WORK ORDER:
Only an exact, line-for-line copy of the data will serve as the answer.

SUPPLIED RECORDS:
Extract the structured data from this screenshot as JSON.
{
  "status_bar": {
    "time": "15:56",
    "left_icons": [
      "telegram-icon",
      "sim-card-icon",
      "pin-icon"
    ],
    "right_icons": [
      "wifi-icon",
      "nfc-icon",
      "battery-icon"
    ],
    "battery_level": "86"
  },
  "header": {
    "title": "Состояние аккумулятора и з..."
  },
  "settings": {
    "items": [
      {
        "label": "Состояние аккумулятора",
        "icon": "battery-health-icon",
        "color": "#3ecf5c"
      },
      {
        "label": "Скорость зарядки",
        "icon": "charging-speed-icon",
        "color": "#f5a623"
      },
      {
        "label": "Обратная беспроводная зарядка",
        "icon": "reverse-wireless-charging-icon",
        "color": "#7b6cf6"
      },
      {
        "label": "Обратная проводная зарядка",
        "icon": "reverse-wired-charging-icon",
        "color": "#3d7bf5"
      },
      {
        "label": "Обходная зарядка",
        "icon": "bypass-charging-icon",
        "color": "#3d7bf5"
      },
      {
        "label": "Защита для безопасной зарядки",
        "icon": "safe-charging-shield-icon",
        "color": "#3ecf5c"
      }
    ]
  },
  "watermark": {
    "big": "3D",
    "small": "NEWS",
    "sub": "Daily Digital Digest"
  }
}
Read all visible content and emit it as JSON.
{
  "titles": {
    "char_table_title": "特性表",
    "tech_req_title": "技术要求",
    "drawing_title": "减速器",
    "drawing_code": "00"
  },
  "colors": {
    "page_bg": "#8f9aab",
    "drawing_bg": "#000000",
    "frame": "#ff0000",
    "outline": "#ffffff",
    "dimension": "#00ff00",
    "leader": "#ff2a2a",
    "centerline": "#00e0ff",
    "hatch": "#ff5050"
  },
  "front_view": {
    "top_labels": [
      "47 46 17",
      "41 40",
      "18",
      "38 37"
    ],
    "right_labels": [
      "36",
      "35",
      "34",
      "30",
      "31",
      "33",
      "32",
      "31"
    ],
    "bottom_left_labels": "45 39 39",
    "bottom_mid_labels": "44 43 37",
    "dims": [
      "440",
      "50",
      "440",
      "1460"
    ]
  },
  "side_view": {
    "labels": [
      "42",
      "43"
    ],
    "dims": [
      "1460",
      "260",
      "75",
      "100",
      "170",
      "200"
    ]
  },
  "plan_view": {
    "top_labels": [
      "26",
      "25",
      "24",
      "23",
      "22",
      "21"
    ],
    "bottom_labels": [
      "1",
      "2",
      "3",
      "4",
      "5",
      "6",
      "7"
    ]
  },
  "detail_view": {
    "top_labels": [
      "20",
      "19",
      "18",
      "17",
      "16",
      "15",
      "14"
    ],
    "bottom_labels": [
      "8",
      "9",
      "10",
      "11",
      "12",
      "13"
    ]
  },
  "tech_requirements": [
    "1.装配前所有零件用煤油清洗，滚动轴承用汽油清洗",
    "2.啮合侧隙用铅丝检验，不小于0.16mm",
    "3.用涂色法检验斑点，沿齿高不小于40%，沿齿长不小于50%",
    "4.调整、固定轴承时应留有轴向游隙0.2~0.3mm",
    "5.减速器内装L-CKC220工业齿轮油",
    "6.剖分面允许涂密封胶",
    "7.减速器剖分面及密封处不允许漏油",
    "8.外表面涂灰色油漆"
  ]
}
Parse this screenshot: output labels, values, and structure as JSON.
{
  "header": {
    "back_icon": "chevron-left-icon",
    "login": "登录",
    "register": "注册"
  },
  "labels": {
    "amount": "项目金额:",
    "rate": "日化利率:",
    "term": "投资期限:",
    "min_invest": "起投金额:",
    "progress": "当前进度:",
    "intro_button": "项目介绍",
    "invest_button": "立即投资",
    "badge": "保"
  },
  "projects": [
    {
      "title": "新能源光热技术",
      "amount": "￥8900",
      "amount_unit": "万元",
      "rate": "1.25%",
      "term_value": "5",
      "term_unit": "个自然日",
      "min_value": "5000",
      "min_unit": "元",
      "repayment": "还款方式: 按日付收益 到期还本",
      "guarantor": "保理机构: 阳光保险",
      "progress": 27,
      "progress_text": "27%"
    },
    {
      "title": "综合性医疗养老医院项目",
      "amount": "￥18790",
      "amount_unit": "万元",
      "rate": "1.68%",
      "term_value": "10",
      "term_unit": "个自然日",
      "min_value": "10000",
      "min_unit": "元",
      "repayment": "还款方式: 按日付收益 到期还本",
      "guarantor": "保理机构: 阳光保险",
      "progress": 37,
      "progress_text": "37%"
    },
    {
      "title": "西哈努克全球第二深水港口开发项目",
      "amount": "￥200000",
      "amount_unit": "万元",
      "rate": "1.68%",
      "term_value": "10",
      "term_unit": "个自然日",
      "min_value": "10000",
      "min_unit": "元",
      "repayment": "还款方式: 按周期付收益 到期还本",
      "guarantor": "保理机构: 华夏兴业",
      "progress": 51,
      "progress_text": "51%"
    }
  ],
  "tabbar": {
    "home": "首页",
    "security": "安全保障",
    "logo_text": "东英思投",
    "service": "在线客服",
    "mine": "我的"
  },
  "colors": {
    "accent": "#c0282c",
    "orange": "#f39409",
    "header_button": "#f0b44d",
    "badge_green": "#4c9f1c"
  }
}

FINAL ANSWER:
Extract the structured data from this screenshot as JSON.
{
  "status_bar": {
    "time": "15:56",
    "left_icons": [
      "telegram-icon",
      "sim-card-icon",
      "pin-icon"
    ],
    "right_icons": [
      "wifi-icon",
      "nfc-icon",
      "battery-icon"
    ],
    "battery_level": "86"
  },
  "header": {
    "title": "Состояние аккумулятора и з..."
  },
  "settings": {
    "items": [
      {
        "label": "Состояние аккумулятора",
        "icon": "battery-health-icon",
        "color": "#3ecf5c"
      },
      {
        "label": "Скорость зарядки",
        "icon": "charging-speed-icon",
        "color": "#f5a623"
      },
      {
        "label": "Обратная беспроводная зарядка",
        "icon": "reverse-wireless-charging-icon",
        "color": "#7b6cf6"
      },
      {
        "label": "Обратная проводная зарядка",
        "icon": "reverse-wired-charging-icon",
        "color": "#3d7bf5"
      },
      {
        "label": "Обходная зарядка",
        "icon": "bypass-charging-icon",
        "color": "#3d7bf5"
      },
      {
        "label": "Защита для безопасной зарядки",
        "icon": "safe-charging-shield-icon",
        "color": "#3ecf5c"
      }
    ]
  },
  "watermark": {
    "big": "3D",
    "small": "NEWS",
    "sub": "Daily Digital Digest"
  }
}
Read all visible content and emit it as JSON.
{
  "titles": {
    "char_table_title": "特性表",
    "tech_req_title": "技术要求",
    "drawing_title": "减速器",
    "drawing_code": "00"
  },
  "colors": {
    "page_bg": "#8f9aab",
    "drawing_bg": "#000000",
    "frame": "#ff0000",
    "outline": "#ffffff",
    "dimension": "#00ff00",
    "leader": "#ff2a2a",
    "centerline": "#00e0ff",
    "hatch": "#ff5050"
  },
  "front_view": {
    "top_labels": [
      "47 46 17",
      "41 40",
      "18",
      "38 37"
    ],
    "right_labels": [
      "36",
      "35",
      "34",
      "30",
      "31",
      "33",
      "32",
      "31"
    ],
    "bottom_left_labels": "45 39 39",
    "bottom_mid_labels": "44 43 37",
    "dims": [
      "440",
      "50",
      "440",
      "1460"
    ]
  },
  "side_view": {
    "labels": [
      "42",
      "43"
    ],
    "dims": [
      "1460",
      "260",
      "75",
      "100",
      "170",
      "200"
    ]
  },
  "plan_view": {
    "top_labels": [
      "26",
      "25",
      "24",
      "23",
      "22",
      "21"
    ],
    "bottom_labels": [
      "1",
      "2",
      "3",
      "4",
      "5",
      "6",
      "7"
    ]
  },
  "detail_view": {
    "top_labels": [
      "20",
      "19",
      "18",
      "17",
      "16",
      "15",
      "14"
    ],
    "bottom_labels": [
      "8",
      "9",
      "10",
      "11",
      "12",
      "13"
    ]
  },
  "tech_requirements": [
    "1.装配前所有零件用煤油清洗，滚动轴承用汽油清洗",
    "2.啮合侧隙用铅丝检验，不小于0.16mm",
    "3.用涂色法检验斑点，沿齿高不小于40%，沿齿长不小于50%",
    "4.调整、固定轴承时应留有轴向游隙0.2~0.3mm",
    "5.减速器内装L-CKC220工业齿轮油",
    "6.剖分面允许涂密封胶",
    "7.减速器剖分面及密封处不允许漏油",
    "8.外表面涂灰色油漆"
  ]
}
Parse this screenshot: output labels, values, and structure as JSON.
{
  "header": {
    "back_icon": "chevron-left-icon",
    "login": "登录",
    "register": "注册"
  },
  "labels": {
    "amount": "项目金额:",
    "rate": "日化利率:",
    "term": "投资期限:",
    "min_invest": "起投金额:",
    "progress": "当前进度:",
    "intro_button": "项目介绍",
    "invest_button": "立即投资",
    "badge": "保"
  },
  "projects": [
    {
      "title": "新能源光热技术",
      "amount": "￥8900",
      "amount_unit": "万元",
      "rate": "1.25%",
      "term_value": "5",
      "term_unit": "个自然日",
      "min_value": "5000",
      "min_unit": "元",
      "repayment": "还款方式: 按日付收益 到期还本",
      "guarantor": "保理机构: 阳光保险",
      "progress": 27,
      "progress_text": "27%"
    },
    {
      "title": "综合性医疗养老医院项目",
      "amount": "￥18790",
      "amount_unit": "万元",
      "rate": "1.68%",
      "term_value": "10",
      "term_unit": "个自然日",
      "min_value": "10000",
      "min_unit": "元",
      "repayment": "还款方式: 按日付收益 到期还本",
      "guarantor": "保理机构: 阳光保险",
      "progress": 37,
      "progress_text": "37%"
    },
    {
      "title": "西哈努克全球第二深水港口开发项目",
      "amount": "￥200000",
      "amount_unit": "万元",
      "rate": "1.68%",
      "term_value": "10",
      "term_unit": "个自然日",
      "min_value": "10000",
      "min_unit": "元",
      "repayment": "还款方式: 按周期付收益 到期还本",
      "guarantor": "保理机构: 华夏兴业",
      "progress": 51,
      "progress_text": "51%"
    }
  ],
  "tabbar": {
    "home": "首页",
    "security": "安全保障",
    "logo_text": "东英思投",
    "service": "在线客服",
    "mine": "我的"
  },
  "colors": {
    "accent": "#c0282c",
    "orange": "#f39409",
    "header_button": "#f0b44d",
    "badge_green": "#4c9f1c"
  }
}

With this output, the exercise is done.